On Monday 15 November, Russia destroyed one of its old satellites in an anti-satellite missile test.

The impact created a cloud of space debris in an area of space through which the International Space Station regularly passes, and members of the ISS were forced to seek safety in their spacecraft in the immediate aftermath of the test.

The US 18th Space Control Squadron confirmed the breakup of the COSMOS-1408 satellite on November 16. It estimates that there could be around 1,500 new pieces of debris floating through space as a result of the incident.

There is a vast amount of debris circulating in Earth’s orbit: it is one of the inherent consequences of human activity in space.

The first debris arrived in 1957 with the launch of Sputnik-1. More than 5,000 launches have taken place since then – generating 23,200 catalogued objects larger than 10 centimetres across, which represent 99% of the total mass in orbit, more than 8,000 tonnes.

The launches have also generated about 740,000 objects between 1 and 10 centimetres in size, as well as more than 160,000 objects between 0.1 and 1 centimetres.

In recent years, new satellite constellations launched by private companies have put more objects into orbit than the country of France has in its entire history.

The dangers of space debris

In Earth’s orbit, there are operational satellites, end-of-life satellites, abandoned launch vehicle stages and fragments of all sizes, mainly from accidental or deliberate explosions or the ageing of materials in space.

Objects in low orbit (an altitude of less than 2,000km) travel at very high velocity. At eight kilometres per second, a piece of debris can inflict significant damage on an operational satellite in the event of a collision.

Two major events have generated a significant amount of the space debris currently in orbit. In 2007, China deliberately destroyed one its own satellites in an anti-missile weapon test, with 3,527 pieces of identified debris still in orbit in March 2021. Then, in 2009, the the American satellite Iridium 33 and the Russian satellite Cosmos 2251 collided in orbit. This event alone doubled the amount of debris over 10 centimetres currently circulating.

Some of the pieces of unidentified debris (those smaller than 10 centimetres) came down and burned up on re-entering the atmosphere. Despite this, there are probably still a number that cannot be seen because they are too small but which nevertheless pose a danger to operational satellites.

Space debris can also pose a risk on the ground if large fragments fall back to Earth. Statistically, one large piece of debris falls to the Earth’s surface every week (mostly into the sea).

To date there have been no fatalities caused by falling space debris.

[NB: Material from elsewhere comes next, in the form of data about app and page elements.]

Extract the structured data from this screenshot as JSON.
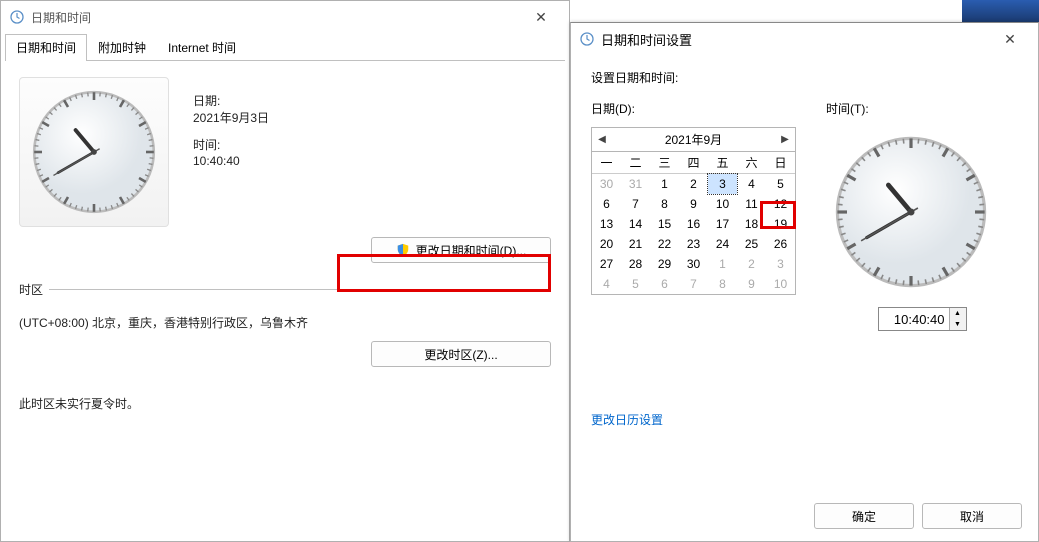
{
  "left": {
    "title": "日期和时间",
    "tabs": [
      "日期和时间",
      "附加时钟",
      "Internet 时间"
    ],
    "date_label": "日期:",
    "date_value": "2021年9月3日",
    "time_label": "时间:",
    "time_value": "10:40:40",
    "change_dt_btn": "更改日期和时间(D)...",
    "tz_heading": "时区",
    "tz_value": "(UTC+08:00) 北京，重庆，香港特别行政区，乌鲁木齐",
    "change_tz_btn": "更改时区(Z)...",
    "dst_note": "此时区未实行夏令时。"
  },
  "right": {
    "title": "日期和时间设置",
    "heading": "设置日期和时间:",
    "date_label": "日期(D):",
    "time_label": "时间(T):",
    "cal_month": "2021年9月",
    "weekdays": [
      "一",
      "二",
      "三",
      "四",
      "五",
      "六",
      "日"
    ],
    "weeks": [
      [
        {
          "d": 30,
          "dim": true
        },
        {
          "d": 31,
          "dim": true
        },
        {
          "d": 1
        },
        {
          "d": 2
        },
        {
          "d": 3,
          "sel": true
        },
        {
          "d": 4
        },
        {
          "d": 5
        }
      ],
      [
        {
          "d": 6
        },
        {
          "d": 7
        },
        {
          "d": 8
        },
        {
          "d": 9
        },
        {
          "d": 10
        },
        {
          "d": 11
        },
        {
          "d": 12
        }
      ],
      [
        {
          "d": 13
        },
        {
          "d": 14
        },
        {
          "d": 15
        },
        {
          "d": 16
        },
        {
          "d": 17
        },
        {
          "d": 18
        },
        {
          "d": 19
        }
      ],
      [
        {
          "d": 20
        },
        {
          "d": 21
        },
        {
          "d": 22
        },
        {
          "d": 23
        },
        {
          "d": 24
        },
        {
          "d": 25
        },
        {
          "d": 26
        }
      ],
      [
        {
          "d": 27
        },
        {
          "d": 28
        },
        {
          "d": 29
        },
        {
          "d": 30
        },
        {
          "d": 1,
          "dim": true
        },
        {
          "d": 2,
          "dim": true
        },
        {
          "d": 3,
          "dim": true
        }
      ],
      [
        {
          "d": 4,
          "dim": true
        },
        {
          "d": 5,
          "dim": true
        },
        {
          "d": 6,
          "dim": true
        },
        {
          "d": 7,
          "dim": true
        },
        {
          "d": 8,
          "dim": true
        },
        {
          "d": 9,
          "dim": true
        },
        {
          "d": 10,
          "dim": true
        }
      ]
    ],
    "time_value": "10:40:40",
    "change_cal_link": "更改日历设置",
    "ok_btn": "确定",
    "cancel_btn": "取消"
  },
  "clock": {
    "h": 10,
    "m": 40,
    "s": 40
  }
}
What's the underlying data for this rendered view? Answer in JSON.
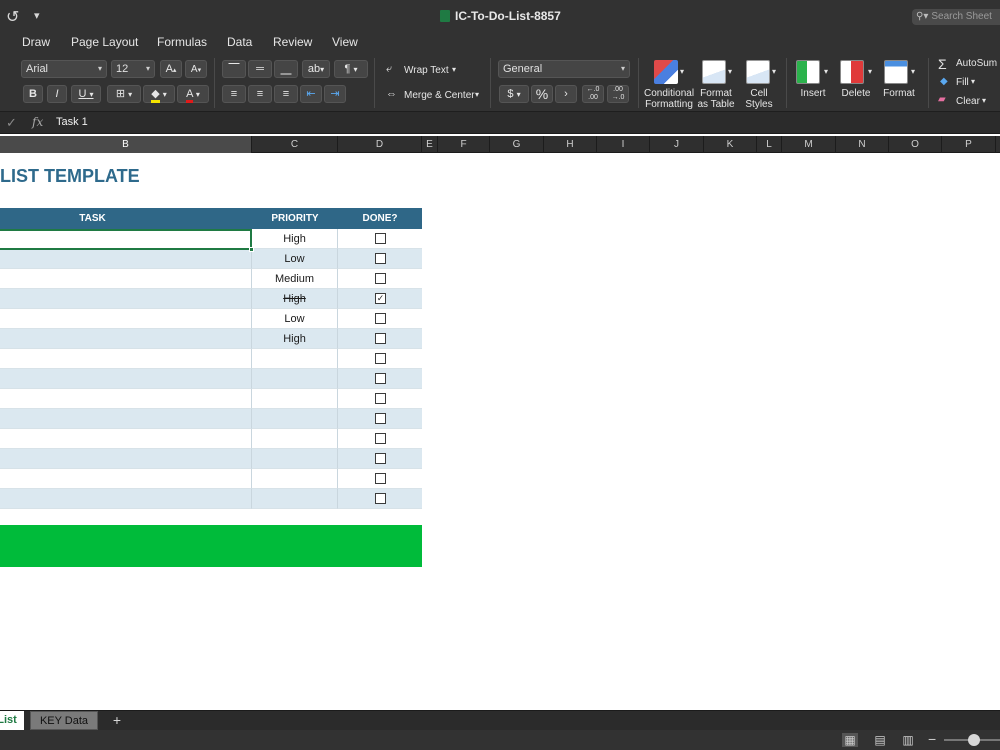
{
  "window": {
    "title": "IC-To-Do-List-8857",
    "search_placeholder": "Search Sheet"
  },
  "ribbon_tabs": [
    "Draw",
    "Page Layout",
    "Formulas",
    "Data",
    "Review",
    "View"
  ],
  "ribbon": {
    "font_name": "Arial",
    "font_size": "12",
    "bold": "B",
    "italic": "I",
    "underline": "U",
    "wrap_text": "Wrap Text",
    "merge_center": "Merge & Center",
    "number_format": "General",
    "currency": "$",
    "percent": "%",
    "comma": "›",
    "conditional_formatting": "Conditional\nFormatting",
    "format_as_table": "Format\nas Table",
    "cell_styles": "Cell\nStyles",
    "insert": "Insert",
    "delete": "Delete",
    "format": "Format",
    "autosum": "AutoSum",
    "fill": "Fill",
    "clear": "Clear"
  },
  "formula_bar": {
    "fx": "fx",
    "content": "Task 1"
  },
  "columns": {
    "B": "B",
    "C": "C",
    "D": "D",
    "E": "E",
    "F": "F",
    "G": "G",
    "H": "H",
    "I": "I",
    "J": "J",
    "K": "K",
    "L": "L",
    "M": "M",
    "N": "N",
    "O": "O",
    "P": "P"
  },
  "sheet": {
    "title": "LIST TEMPLATE",
    "headers": {
      "task": "TASK",
      "priority": "PRIORITY",
      "done": "DONE?"
    },
    "rows": [
      {
        "priority": "High",
        "done": false,
        "strike": false
      },
      {
        "priority": "Low",
        "done": false,
        "strike": false
      },
      {
        "priority": "Medium",
        "done": false,
        "strike": false
      },
      {
        "priority": "High",
        "done": true,
        "strike": true
      },
      {
        "priority": "Low",
        "done": false,
        "strike": false
      },
      {
        "priority": "High",
        "done": false,
        "strike": false
      },
      {
        "priority": "",
        "done": false,
        "strike": false
      },
      {
        "priority": "",
        "done": false,
        "strike": false
      },
      {
        "priority": "",
        "done": false,
        "strike": false
      },
      {
        "priority": "",
        "done": false,
        "strike": false
      },
      {
        "priority": "",
        "done": false,
        "strike": false
      },
      {
        "priority": "",
        "done": false,
        "strike": false
      },
      {
        "priority": "",
        "done": false,
        "strike": false
      },
      {
        "priority": "",
        "done": false,
        "strike": false
      }
    ]
  },
  "sheet_tabs": {
    "list": "List",
    "key_data": "KEY Data",
    "add": "+"
  },
  "colors": {
    "header_blue": "#2f6787",
    "title_blue": "#2e6a8c",
    "alt_row": "#dbe8f0",
    "green_bar": "#00bb3a",
    "chrome": "#323232"
  }
}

One person was reportedly hit on the shoulder in the United States in 1997, and a piece of debris over 10 metres long from a Chinese rocket fell to Earth in Cote d’Ivoire in 2020.

Monitoring debris

In order to combat the proliferation of dangerous debris, a number of agencies voluntarily monitor Earth’s orbit.

The French National Centre for Space Studies, where I work, uses data from the 18th Space Control Squadron, to which we add data from the European GRAVES Space Surveillance System that detects debris in low orbit – between 400km and 1,000km in altitude. These observations are supplemented by military radars and data from the air force.

For geostationary orbit – the zone 36,000km from the equator – US military information is supplemented by observations from telescopes like those in the TAROT network. Image processing allows us to detect objects and calculate their trajectories. The accuracy of this trajectory is improved with each new observation, which makes it possible to assess the risk of collision.

Unfortunately, it is only possible to intervene on space objects that have their own propulsion system. Based on radar measurements, trajectories are propagated over time and the risk of collision is assessed.

The clean-up

As well as avoiding collisions, there is also work underway on a number of technologies that will eventually enable us to remove debris from space.

Last December, the European Space Agency signed a contract with the Swiss start-up Clear Space to carry out the first space debris removal mission. And in March, Astroscale, a private Singaporean company launched ELSA-d, a demonstration mission to clean up debris in orbit.

Still, prevention is the best approach to avoid large amounts of space debris accumulating. The United Nations has set out anti-proliferation rules, which are simple:

  • Do not produce debris in orbit intentionally
  • Remove all energy sources from satellites at the end of their life (by jettisoning the fuel that could generate other debris by exploding during a collision)
  • Respect the “25-year rule” for satellites in low-earth orbit, which states that satellites must re-enter the atmosphere within 25 years of the end of their operational life
  • Respect the “graveyard orbit” for geostationary satellites (an orbit path that avoids operational satellites).

These rules make it possible to begin to control the increase in debris, but they are applied progressively and with the diligence of each state. There are many satellites or launch vehicle stages of older generations in space that do not comply with these rules and remain a cause for concern.

As this latest incident shows, the need for regulation is becoming increasingly important. This is especially the case with the advent satellite megaconstellations and the proliferation of low-cost nanosatellites.

This article was originally published in The Conversation

Pierre Omaly is an expert in space debris at Centre national d’études spatiales (CNES)